### TASK TO COMPLETE:
All records below must be retyped exactly.

Entries from a dataset of interfaces
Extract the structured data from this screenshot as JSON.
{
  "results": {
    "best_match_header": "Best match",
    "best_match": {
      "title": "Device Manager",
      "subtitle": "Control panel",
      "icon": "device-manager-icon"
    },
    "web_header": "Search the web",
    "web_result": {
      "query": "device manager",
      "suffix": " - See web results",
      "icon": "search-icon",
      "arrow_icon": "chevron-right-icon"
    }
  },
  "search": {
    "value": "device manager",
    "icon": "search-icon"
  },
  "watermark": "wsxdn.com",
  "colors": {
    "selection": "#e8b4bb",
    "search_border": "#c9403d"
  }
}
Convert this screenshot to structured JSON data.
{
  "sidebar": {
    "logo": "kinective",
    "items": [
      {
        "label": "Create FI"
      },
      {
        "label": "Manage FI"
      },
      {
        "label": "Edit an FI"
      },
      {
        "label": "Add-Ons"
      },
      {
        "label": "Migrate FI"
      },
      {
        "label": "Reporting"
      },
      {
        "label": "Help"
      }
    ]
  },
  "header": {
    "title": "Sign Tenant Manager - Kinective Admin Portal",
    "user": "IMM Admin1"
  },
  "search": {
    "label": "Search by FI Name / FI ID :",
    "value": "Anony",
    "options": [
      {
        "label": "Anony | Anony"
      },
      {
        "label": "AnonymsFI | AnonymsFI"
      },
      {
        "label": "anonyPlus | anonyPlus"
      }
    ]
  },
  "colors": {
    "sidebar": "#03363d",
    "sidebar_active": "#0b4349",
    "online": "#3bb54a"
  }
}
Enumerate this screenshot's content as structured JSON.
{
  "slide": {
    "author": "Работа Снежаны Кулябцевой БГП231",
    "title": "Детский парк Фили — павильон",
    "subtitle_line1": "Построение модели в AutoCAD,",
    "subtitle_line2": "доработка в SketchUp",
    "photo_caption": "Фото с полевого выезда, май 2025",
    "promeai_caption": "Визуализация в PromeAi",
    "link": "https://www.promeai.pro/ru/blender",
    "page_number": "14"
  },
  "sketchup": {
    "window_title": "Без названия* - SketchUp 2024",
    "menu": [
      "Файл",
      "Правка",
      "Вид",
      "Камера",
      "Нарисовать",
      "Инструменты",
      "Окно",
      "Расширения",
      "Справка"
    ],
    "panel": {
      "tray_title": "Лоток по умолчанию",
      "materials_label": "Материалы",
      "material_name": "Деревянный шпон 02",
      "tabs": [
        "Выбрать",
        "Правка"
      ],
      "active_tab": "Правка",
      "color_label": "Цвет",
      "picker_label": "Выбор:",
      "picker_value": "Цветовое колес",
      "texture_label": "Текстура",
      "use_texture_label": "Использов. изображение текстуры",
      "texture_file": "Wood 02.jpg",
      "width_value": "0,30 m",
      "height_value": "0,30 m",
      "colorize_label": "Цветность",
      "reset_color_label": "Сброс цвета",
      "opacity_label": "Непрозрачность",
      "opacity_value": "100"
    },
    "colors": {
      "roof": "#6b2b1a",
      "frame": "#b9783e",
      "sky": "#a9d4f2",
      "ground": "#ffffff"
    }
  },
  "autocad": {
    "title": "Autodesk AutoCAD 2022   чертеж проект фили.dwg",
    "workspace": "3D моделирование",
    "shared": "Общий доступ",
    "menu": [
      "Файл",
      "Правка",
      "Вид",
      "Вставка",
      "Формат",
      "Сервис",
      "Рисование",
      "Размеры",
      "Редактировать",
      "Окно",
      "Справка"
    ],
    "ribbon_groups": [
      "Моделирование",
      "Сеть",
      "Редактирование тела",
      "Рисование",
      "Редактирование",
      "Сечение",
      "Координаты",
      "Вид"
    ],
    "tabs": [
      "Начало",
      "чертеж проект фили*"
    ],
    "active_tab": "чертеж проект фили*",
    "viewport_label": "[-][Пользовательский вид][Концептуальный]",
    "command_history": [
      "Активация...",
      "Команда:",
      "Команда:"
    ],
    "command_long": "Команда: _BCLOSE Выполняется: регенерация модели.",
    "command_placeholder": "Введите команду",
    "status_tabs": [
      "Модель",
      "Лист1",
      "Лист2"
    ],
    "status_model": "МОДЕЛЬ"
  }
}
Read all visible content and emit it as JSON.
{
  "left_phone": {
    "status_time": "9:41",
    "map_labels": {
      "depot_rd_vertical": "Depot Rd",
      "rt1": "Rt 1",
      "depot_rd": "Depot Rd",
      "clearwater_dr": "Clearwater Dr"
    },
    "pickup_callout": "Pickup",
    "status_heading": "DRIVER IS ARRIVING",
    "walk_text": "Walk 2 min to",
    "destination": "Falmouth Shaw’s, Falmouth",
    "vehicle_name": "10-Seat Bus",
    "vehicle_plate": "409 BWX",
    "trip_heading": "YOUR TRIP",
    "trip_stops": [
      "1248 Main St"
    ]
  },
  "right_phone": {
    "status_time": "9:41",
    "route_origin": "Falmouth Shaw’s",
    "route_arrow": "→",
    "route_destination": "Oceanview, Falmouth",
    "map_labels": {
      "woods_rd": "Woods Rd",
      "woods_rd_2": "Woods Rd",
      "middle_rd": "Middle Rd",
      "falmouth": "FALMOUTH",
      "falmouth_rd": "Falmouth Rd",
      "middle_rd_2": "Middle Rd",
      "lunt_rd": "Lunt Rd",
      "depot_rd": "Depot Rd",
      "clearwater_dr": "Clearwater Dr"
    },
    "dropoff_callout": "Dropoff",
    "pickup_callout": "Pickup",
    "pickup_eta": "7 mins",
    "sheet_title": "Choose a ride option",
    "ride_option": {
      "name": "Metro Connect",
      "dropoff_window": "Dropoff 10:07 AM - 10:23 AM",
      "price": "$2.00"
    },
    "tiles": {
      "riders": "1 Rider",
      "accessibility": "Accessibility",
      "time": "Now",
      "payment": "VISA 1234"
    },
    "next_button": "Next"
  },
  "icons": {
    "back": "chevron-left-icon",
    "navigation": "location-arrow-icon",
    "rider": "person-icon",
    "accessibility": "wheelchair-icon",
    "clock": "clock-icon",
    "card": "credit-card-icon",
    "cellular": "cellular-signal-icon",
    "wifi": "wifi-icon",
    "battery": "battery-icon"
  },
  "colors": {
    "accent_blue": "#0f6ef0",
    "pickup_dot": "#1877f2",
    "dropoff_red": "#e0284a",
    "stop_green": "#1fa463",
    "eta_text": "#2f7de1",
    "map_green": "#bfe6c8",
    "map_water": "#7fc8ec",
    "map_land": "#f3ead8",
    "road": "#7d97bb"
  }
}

### TASK RESPONSE:
Extract the structured data from this screenshot as JSON.
{
  "results": {
    "best_match_header": "Best match",
    "best_match": {
      "title": "Device Manager",
      "subtitle": "Control panel",
      "icon": "device-manager-icon"
    },
    "web_header": "Search the web",
    "web_result": {
      "query": "device manager",
      "suffix": " - See web results",
      "icon": "search-icon",
      "arrow_icon": "chevron-right-icon"
    }
  },
  "search": {
    "value": "device manager",
    "icon": "search-icon"
  },
  "watermark": "wsxdn.com",
  "colors": {
    "selection": "#e8b4bb",
    "search_border": "#c9403d"
  }
}
Convert this screenshot to structured JSON data.
{
  "sidebar": {
    "logo": "kinective",
    "items": [
      {
        "label": "Create FI"
      },
      {
        "label": "Manage FI"
      },
      {
        "label": "Edit an FI"
      },
      {
        "label": "Add-Ons"
      },
      {
        "label": "Migrate FI"
      },
      {
        "label": "Reporting"
      },
      {
        "label": "Help"
      }
    ]
  },
  "header": {
    "title": "Sign Tenant Manager - Kinective Admin Portal",
    "user": "IMM Admin1"
  },
  "search": {
    "label": "Search by FI Name / FI ID :",
    "value": "Anony",
    "options": [
      {
        "label": "Anony | Anony"
      },
      {
        "label": "AnonymsFI | AnonymsFI"
      },
      {
        "label": "anonyPlus | anonyPlus"
      }
    ]
  },
  "colors": {
    "sidebar": "#03363d",
    "sidebar_active": "#0b4349",
    "online": "#3bb54a"
  }
}
Enumerate this screenshot's content as structured JSON.
{
  "slide": {
    "author": "Работа Снежаны Кулябцевой БГП231",
    "title": "Детский парк Фили — павильон",
    "subtitle_line1": "Построение модели в AutoCAD,",
    "subtitle_line2": "доработка в SketchUp",
    "photo_caption": "Фото с полевого выезда, май 2025",
    "promeai_caption": "Визуализация в PromeAi",
    "link": "https://www.promeai.pro/ru/blender",
    "page_number": "14"
  },
  "sketchup": {
    "window_title": "Без названия* - SketchUp 2024",
    "menu": [
      "Файл",
      "Правка",
      "Вид",
      "Камера",
      "Нарисовать",
      "Инструменты",
      "Окно",
      "Расширения",
      "Справка"
    ],
    "panel": {
      "tray_title": "Лоток по умолчанию",
      "materials_label": "Материалы",
      "material_name": "Деревянный шпон 02",
      "tabs": [
        "Выбрать",
        "Правка"
      ],
      "active_tab": "Правка",
      "color_label": "Цвет",
      "picker_label": "Выбор:",
      "picker_value": "Цветовое колес",
      "texture_label": "Текстура",
      "use_texture_label": "Использов. изображение текстуры",
      "texture_file": "Wood 02.jpg",
      "width_value": "0,30 m",
      "height_value": "0,30 m",
      "colorize_label": "Цветность",
      "reset_color_label": "Сброс цвета",
      "opacity_label": "Непрозрачность",
      "opacity_value": "100"
    },
    "colors": {
      "roof": "#6b2b1a",
      "frame": "#b9783e",
      "sky": "#a9d4f2",
      "ground": "#ffffff"
    }
  },
  "autocad": {
    "title": "Autodesk AutoCAD 2022   чертеж проект фили.dwg",
    "workspace": "3D моделирование",
    "shared": "Общий доступ",
    "menu": [
      "Файл",
      "Правка",
      "Вид",
      "Вставка",
      "Формат",
      "Сервис",
      "Рисование",
      "Размеры",
      "Редактировать",
      "Окно",
      "Справка"
    ],
    "ribbon_groups": [
      "Моделирование",
      "Сеть",
      "Редактирование тела",
      "Рисование",
      "Редактирование",
      "Сечение",
      "Координаты",
      "Вид"
    ],
    "tabs": [
      "Начало",
      "чертеж проект фили*"
    ],
    "active_tab": "чертеж проект фили*",
    "viewport_label": "[-][Пользовательский вид][Концептуальный]",
    "command_history": [
      "Активация...",
      "Команда:",
      "Команда:"
    ],
    "command_long": "Команда: _BCLOSE Выполняется: регенерация модели.",
    "command_placeholder": "Введите команду",
    "status_tabs": [
      "Модель",
      "Лист1",
      "Лист2"
    ],
    "status_model": "МОДЕЛЬ"
  }
}
Read all visible content and emit it as JSON.
{
  "left_phone": {
    "status_time": "9:41",
    "map_labels": {
      "depot_rd_vertical": "Depot Rd",
      "rt1": "Rt 1",
      "depot_rd": "Depot Rd",
      "clearwater_dr": "Clearwater Dr"
    },
    "pickup_callout": "Pickup",
    "status_heading": "DRIVER IS ARRIVING",
    "walk_text": "Walk 2 min to",
    "destination": "Falmouth Shaw’s, Falmouth",
    "vehicle_name": "10-Seat Bus",
    "vehicle_plate": "409 BWX",
    "trip_heading": "YOUR TRIP",
    "trip_stops": [
      "1248 Main St"
    ]
  },
  "right_phone": {
    "status_time": "9:41",
    "route_origin": "Falmouth Shaw’s",
    "route_arrow": "→",
    "route_destination": "Oceanview, Falmouth",
    "map_labels": {
      "woods_rd": "Woods Rd",
      "woods_rd_2": "Woods Rd",
      "middle_rd": "Middle Rd",
      "falmouth": "FALMOUTH",
      "falmouth_rd": "Falmouth Rd",
      "middle_rd_2": "Middle Rd",
      "lunt_rd": "Lunt Rd",
      "depot_rd": "Depot Rd",
      "clearwater_dr": "Clearwater Dr"
    },
    "dropoff_callout": "Dropoff",
    "pickup_callout": "Pickup",
    "pickup_eta": "7 mins",
    "sheet_title": "Choose a ride option",
    "ride_option": {
      "name": "Metro Connect",
      "dropoff_window": "Dropoff 10:07 AM - 10:23 AM",
      "price": "$2.00"
    },
    "tiles": {
      "riders": "1 Rider",
      "accessibility": "Accessibility",
      "time": "Now",
      "payment": "VISA 1234"
    },
    "next_button": "Next"
  },
  "icons": {
    "back": "chevron-left-icon",
    "navigation": "location-arrow-icon",
    "rider": "person-icon",
    "accessibility": "wheelchair-icon",
    "clock": "clock-icon",
    "card": "credit-card-icon",
    "cellular": "cellular-signal-icon",
    "wifi": "wifi-icon",
    "battery": "battery-icon"
  },
  "colors": {
    "accent_blue": "#0f6ef0",
    "pickup_dot": "#1877f2",
    "dropoff_red": "#e0284a",
    "stop_green": "#1fa463",
    "eta_text": "#2f7de1",
    "map_green": "#bfe6c8",
    "map_water": "#7fc8ec",
    "map_land": "#f3ead8",
    "road": "#7d97bb"
  }
}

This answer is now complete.